As 500 workers in hazmat suits and respirator masks fanned out to decontaminate this village 20 miles from the ravaged Fukushima Daiichi nuclear reactors, their confusion was apparent.
Dig five centimeters or 10 centimeters deep here?” a site supervisor asked his colleagues, pointing to a patch of radioactive topsoil to be removed. He then gestured across the village square toward the community center. “Isn’t that going to be demolished? Shall we decontaminate it or not?”
A day laborer wiping down windows at an abandoned school nearby shrugged at the work crew’s haphazard approach. “We are all amateurs,” he said. “Nobody really knows how to clean up radiation.”
Read the rest of the story: After Fukushima Disaster, a Confused Effort at Cleanup.

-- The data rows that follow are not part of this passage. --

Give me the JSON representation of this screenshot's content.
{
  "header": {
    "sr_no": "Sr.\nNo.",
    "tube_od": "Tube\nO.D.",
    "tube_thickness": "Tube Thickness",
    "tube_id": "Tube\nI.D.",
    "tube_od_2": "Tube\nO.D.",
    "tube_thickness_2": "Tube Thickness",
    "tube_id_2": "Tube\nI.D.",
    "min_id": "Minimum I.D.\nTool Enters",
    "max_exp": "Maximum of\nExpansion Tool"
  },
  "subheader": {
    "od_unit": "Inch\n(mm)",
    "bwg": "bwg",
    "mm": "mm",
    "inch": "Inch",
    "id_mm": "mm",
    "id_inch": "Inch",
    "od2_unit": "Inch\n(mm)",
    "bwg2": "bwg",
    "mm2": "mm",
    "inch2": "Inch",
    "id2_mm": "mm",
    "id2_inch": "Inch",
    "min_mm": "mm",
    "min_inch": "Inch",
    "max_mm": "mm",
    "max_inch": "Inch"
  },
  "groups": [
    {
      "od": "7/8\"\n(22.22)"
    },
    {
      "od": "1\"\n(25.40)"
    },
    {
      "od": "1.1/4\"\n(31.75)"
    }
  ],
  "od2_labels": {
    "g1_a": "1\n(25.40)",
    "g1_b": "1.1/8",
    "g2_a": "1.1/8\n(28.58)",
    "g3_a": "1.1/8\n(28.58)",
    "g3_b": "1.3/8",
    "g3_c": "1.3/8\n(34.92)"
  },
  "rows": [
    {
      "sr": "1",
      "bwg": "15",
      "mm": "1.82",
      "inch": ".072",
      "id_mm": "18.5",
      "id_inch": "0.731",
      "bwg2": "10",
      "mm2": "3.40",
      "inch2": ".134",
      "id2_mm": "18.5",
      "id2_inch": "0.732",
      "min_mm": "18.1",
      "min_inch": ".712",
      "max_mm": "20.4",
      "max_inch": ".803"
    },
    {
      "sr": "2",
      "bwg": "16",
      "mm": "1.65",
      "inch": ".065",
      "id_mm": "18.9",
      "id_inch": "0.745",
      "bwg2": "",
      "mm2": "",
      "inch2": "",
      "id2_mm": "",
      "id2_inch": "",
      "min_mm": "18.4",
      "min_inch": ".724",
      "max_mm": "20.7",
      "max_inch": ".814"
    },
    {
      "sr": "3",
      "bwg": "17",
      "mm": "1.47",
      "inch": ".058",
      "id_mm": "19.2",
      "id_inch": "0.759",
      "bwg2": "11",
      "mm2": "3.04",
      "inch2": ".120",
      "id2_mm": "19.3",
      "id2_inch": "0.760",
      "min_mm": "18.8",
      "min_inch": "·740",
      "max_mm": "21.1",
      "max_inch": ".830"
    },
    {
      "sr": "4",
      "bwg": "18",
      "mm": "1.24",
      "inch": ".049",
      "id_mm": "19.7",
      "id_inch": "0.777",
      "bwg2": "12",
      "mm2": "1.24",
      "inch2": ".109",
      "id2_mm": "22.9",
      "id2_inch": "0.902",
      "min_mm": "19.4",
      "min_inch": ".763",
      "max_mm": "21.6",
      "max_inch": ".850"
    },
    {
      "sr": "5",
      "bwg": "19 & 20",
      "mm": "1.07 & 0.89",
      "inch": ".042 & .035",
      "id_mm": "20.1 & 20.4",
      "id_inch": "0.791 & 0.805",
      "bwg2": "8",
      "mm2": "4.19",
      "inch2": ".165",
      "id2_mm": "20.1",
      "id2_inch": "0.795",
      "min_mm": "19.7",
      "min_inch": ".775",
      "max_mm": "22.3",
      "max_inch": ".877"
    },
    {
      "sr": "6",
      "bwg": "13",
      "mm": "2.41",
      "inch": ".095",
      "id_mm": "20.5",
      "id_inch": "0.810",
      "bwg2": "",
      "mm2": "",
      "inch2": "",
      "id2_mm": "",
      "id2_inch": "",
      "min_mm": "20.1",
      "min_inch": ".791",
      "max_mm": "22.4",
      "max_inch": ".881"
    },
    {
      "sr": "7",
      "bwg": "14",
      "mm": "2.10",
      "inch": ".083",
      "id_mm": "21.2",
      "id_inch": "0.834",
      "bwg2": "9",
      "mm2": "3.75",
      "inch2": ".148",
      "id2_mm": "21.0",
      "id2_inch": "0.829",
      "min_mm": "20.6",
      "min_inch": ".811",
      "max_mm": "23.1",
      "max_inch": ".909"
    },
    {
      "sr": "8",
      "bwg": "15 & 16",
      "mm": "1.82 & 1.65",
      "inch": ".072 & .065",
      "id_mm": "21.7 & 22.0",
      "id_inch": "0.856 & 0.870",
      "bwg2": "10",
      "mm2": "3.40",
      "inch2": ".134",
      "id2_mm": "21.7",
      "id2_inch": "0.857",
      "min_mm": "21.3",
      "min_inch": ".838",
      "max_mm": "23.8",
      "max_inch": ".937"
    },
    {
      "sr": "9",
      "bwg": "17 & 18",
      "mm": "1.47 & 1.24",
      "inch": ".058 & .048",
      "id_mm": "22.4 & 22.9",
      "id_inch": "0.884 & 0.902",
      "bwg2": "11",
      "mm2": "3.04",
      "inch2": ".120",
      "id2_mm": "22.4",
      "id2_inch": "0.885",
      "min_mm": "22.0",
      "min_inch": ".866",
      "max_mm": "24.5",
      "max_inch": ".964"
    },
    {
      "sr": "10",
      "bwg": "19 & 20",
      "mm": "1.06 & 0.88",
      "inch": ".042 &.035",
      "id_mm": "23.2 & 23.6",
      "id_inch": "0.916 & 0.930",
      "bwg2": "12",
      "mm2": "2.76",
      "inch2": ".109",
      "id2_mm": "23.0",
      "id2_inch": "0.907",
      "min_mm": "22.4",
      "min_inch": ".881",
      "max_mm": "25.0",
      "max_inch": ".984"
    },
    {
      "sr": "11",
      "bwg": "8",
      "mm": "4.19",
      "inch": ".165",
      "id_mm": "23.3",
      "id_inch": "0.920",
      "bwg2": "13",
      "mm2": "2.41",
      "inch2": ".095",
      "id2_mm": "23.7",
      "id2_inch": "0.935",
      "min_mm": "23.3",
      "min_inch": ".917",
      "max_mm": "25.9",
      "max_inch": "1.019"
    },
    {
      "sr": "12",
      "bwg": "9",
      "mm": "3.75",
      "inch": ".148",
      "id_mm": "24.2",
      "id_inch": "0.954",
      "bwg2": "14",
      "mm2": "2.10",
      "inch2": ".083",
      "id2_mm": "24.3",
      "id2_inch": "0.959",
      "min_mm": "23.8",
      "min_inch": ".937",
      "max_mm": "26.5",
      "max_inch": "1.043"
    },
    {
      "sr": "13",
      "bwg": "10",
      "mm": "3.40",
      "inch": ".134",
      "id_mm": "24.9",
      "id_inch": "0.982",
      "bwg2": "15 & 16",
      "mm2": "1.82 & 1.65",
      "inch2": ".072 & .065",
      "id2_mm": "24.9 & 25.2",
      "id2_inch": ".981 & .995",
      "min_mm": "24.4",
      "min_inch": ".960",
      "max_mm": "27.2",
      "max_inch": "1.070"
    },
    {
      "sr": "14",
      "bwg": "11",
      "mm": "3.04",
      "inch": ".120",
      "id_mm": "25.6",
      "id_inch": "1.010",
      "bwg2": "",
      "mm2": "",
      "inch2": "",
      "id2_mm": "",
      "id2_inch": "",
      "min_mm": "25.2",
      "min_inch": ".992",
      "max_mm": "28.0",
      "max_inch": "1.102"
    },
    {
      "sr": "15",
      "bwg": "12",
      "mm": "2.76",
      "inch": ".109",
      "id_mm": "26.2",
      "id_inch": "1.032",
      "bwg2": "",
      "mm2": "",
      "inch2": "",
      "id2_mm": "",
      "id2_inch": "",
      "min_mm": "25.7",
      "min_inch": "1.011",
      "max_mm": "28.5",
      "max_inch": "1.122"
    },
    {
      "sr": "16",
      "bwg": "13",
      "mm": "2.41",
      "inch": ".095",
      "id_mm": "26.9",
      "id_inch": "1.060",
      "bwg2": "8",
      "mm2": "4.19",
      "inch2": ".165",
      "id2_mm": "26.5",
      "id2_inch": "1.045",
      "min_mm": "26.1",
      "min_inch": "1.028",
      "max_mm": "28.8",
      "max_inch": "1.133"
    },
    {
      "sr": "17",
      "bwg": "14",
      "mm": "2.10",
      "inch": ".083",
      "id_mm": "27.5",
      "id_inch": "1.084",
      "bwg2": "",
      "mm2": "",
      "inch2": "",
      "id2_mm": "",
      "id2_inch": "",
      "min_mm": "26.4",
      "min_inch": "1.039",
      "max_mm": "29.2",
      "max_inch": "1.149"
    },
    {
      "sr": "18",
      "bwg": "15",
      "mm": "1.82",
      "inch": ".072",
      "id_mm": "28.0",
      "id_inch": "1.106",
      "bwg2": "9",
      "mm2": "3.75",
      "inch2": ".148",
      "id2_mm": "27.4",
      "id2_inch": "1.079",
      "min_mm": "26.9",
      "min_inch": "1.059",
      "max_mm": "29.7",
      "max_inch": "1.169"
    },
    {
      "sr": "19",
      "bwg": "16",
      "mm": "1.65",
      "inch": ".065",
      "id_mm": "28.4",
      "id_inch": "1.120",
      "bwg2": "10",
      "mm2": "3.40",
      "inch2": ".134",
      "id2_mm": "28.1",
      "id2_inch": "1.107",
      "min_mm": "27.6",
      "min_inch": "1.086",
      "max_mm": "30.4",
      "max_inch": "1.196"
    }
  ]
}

The Great East Japan Earthquake and tsunami damaged many electric power stations. As a result, rolling blackouts and mandatory curbs on power consumption were put in place. The disaster highlighted the vulnerability of a society largely dependent on big power stations.
A small building stands in the middle of Tateshina Heights in Nagano Prefecture, 3,900 feet above sea level. The surrounding forests, where elegant resort homes are scattered, resound with echoes of the Kosaigawa river. The facility, which resembles a small warehouse, is a concrete water intake.
The intake channels water from the river to an underground pipe, which carries it down a steep 71-yard-long slope. The water provides power to the generator of the Tateshina power station in Chino City in the prefecture. The small-scale hydroelectric power plant generates up to 260 kilowatts and sells about 500 households’ worth of electricity to Chubu Electric Power Co.
Read the rest of the story: Revitalizing Japan: Building a disaster-resistant nation.